• PROVIDED DATA:
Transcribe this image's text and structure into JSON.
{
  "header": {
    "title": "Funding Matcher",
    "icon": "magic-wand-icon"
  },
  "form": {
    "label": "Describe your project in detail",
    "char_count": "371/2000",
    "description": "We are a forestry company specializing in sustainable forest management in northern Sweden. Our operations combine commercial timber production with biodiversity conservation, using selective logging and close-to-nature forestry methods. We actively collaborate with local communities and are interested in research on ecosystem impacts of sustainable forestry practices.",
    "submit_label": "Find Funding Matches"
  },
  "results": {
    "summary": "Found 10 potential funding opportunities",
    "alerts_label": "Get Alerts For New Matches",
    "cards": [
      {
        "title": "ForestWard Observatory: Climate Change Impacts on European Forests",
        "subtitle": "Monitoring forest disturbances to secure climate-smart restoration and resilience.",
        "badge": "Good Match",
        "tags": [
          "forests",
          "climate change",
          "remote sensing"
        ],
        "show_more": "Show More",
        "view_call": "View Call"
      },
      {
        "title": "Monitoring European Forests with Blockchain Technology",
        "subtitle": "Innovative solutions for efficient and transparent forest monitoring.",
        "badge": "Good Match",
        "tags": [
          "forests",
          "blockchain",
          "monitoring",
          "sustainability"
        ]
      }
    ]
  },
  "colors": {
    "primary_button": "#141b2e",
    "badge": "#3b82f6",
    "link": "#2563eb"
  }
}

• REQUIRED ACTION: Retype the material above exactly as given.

• RESULT FOR THIS EXERCISE:
Transcribe this image's text and structure into JSON.
{
  "header": {
    "title": "Funding Matcher",
    "icon": "magic-wand-icon"
  },
  "form": {
    "label": "Describe your project in detail",
    "char_count": "371/2000",
    "description": "We are a forestry company specializing in sustainable forest management in northern Sweden. Our operations combine commercial timber production with biodiversity conservation, using selective logging and close-to-nature forestry methods. We actively collaborate with local communities and are interested in research on ecosystem impacts of sustainable forestry practices.",
    "submit_label": "Find Funding Matches"
  },
  "results": {
    "summary": "Found 10 potential funding opportunities",
    "alerts_label": "Get Alerts For New Matches",
    "cards": [
      {
        "title": "ForestWard Observatory: Climate Change Impacts on European Forests",
        "subtitle": "Monitoring forest disturbances to secure climate-smart restoration and resilience.",
        "badge": "Good Match",
        "tags": [
          "forests",
          "climate change",
          "remote sensing"
        ],
        "show_more": "Show More",
        "view_call": "View Call"
      },
      {
        "title": "Monitoring European Forests with Blockchain Technology",
        "subtitle": "Innovative solutions for efficient and transparent forest monitoring.",
        "badge": "Good Match",
        "tags": [
          "forests",
          "blockchain",
          "monitoring",
          "sustainability"
        ]
      }
    ]
  },
  "colors": {
    "primary_button": "#141b2e",
    "badge": "#3b82f6",
    "link": "#2563eb"
  }
}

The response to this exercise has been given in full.